Do you tend to believe that what you do defines who you are? When you fail to accomplish a goal, do you tend to feel that you are a failure? When you do something bad, does it make you feel that you are a bad person? Many people today have fallen for the concept that we are what we do. If it were written out as an equation, it would look like this:
Who I Am = What I Do
Based on that thinking, who you are is inseparable from what you do and think and believe. Your entire identity is wrapped up in your performance.
Grace is love without conditions. Grace accepts a person on the basis of being, rather than doing. You can’t earn grace; it is unmerited favor. Grace looks beyond what a person does, sees what that person is, and loves what it sees. Grace accepts, forgives, and restores. And this kind of grace is personified and modeled perfectly by a particular person. If grace had a name, it would be Jesus.
Scripture tells us that “The Word [Jesus] became flesh and made his dwelling among us. We have seen his glory, the glory of the one and only Son, who came from the Father, full of grace and truth” (John 1:14 NIV). Jesus spoke the truth and laid out all the laws and rules that we are to obey. But what shocked people who failed to measure up to those laws and rules was His grace-filled love. He looked beyond their behavior and saw them for who they really were – lost people who needed a friend and a Savior. He placed the rules within the loving context of grace. We all need to experience that kind of Jesus every day. As unworthy as we may be, when with grateful hearts we receive His grace, it dispels the shame in our lives. That’s what Jesus does – He loves, extends grace, forgives sin because of His sacrificial death, and dispels shame.
It is critical to note, however, that while Jesus’ grace-filled love accepts you without any condition, He still cannot accept your sin. Your sin, and everyone else’s, is an enormous problem for Him. He can’t overlook it; He must obliterate it, blot it out, and cancel any record of the charges against us. For justice to be served, someone must pay. Forgiveness comes at a high cost, and Jesus paid the high cost with His very life.
“When we were utterly helpless, Christ came at just the right time and died for us sinners” (Romans 5:6 NLT). “God made you alive with Christ, for he forgave all our sins. He canceled the record of the charges against us and took it away by nailing it to the cross” (Colossians 2:13-14 NLT). God says, “I – yes, I alone – will blot out your sins for my sake and will never think of them again” (Isaiah 43:25 NLT).

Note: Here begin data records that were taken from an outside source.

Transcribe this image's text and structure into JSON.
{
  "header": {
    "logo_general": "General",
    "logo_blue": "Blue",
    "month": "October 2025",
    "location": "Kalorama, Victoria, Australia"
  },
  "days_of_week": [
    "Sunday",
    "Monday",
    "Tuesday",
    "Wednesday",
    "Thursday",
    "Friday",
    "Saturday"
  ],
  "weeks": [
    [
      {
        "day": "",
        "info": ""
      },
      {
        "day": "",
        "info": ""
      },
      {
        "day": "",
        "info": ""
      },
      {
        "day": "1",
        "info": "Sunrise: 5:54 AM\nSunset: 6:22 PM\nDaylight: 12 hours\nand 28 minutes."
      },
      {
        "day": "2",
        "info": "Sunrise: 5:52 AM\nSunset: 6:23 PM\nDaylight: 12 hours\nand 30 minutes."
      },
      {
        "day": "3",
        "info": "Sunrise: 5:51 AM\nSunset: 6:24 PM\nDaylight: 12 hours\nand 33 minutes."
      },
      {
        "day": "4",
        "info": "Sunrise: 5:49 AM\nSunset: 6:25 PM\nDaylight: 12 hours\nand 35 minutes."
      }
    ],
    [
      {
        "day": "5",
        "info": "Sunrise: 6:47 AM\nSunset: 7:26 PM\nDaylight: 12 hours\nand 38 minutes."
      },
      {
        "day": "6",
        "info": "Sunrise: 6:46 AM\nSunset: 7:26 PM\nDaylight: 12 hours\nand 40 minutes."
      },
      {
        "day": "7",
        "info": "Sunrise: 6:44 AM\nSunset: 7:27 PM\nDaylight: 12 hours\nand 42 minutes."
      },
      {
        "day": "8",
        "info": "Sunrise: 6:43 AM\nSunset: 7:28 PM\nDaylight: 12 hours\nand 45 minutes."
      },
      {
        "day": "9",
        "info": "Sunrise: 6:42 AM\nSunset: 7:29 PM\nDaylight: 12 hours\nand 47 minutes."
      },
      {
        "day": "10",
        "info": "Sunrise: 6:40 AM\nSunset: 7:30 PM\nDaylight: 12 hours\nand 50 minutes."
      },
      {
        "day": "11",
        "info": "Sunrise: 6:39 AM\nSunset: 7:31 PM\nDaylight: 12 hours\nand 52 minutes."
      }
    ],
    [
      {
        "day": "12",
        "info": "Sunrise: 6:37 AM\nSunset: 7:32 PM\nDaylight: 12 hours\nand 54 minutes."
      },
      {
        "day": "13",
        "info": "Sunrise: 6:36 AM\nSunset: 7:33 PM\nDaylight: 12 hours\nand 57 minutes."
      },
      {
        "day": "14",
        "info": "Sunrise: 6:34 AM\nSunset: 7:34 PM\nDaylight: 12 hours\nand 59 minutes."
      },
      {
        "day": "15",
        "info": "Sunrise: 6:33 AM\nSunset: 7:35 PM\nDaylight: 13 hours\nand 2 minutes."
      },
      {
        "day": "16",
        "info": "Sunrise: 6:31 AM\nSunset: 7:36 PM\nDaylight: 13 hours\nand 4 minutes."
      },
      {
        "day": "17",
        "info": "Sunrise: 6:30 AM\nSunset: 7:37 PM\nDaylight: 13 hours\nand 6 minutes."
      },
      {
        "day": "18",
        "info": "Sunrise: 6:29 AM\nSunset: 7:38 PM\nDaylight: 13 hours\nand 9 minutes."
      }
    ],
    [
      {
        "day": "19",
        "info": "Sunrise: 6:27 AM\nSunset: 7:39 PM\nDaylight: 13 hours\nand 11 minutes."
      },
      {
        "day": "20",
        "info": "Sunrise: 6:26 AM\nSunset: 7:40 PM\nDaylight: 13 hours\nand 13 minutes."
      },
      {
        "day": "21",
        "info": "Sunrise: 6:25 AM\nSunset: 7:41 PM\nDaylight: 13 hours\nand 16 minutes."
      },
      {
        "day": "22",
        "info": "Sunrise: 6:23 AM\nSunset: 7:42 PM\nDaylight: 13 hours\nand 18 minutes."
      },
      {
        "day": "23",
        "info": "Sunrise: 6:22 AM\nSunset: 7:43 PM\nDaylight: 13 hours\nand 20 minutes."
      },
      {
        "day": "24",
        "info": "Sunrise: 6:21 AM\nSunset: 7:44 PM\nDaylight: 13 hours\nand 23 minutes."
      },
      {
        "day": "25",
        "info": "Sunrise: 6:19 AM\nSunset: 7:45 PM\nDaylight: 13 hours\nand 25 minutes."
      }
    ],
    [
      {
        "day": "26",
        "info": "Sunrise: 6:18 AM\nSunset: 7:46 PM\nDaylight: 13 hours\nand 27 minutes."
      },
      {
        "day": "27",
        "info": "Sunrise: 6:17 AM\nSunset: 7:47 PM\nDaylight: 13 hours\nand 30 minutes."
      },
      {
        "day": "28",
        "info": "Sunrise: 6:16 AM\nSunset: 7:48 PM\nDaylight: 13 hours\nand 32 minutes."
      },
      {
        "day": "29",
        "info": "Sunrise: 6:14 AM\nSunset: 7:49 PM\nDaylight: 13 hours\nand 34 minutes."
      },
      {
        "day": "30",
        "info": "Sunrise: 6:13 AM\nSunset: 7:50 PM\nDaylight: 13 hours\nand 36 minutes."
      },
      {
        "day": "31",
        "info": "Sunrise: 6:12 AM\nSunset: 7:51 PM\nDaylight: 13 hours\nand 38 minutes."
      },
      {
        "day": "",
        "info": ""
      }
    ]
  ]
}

God accepts us without condition because of who we are – His children, created in His image. Sin has made us His lost children, yet He can forgive us because of the sacrificial death and resurrection of His Son. Jesus’ grace-filled love accepts us for who we are and forgives us because of His atoning sacrifice. The apostle Paul tells us to pass on this gift of grace-filled love when he says to “accept each other just as Christ has accepted you” (Romans 15:7 NLT). He goes on to say, “Let your conversation be always full of grace” (Colossians 4:6 NIV).
Josh McDowell appears this Thursday on LIFE TODAY. Adapted from Set Free To Choose Right by Josh McDowell. Copyright ©2018 by Josh McDowell Ministry. Published by Shiloh Run Press, an imprint of Barbour Publishing, Inc. Used by permission.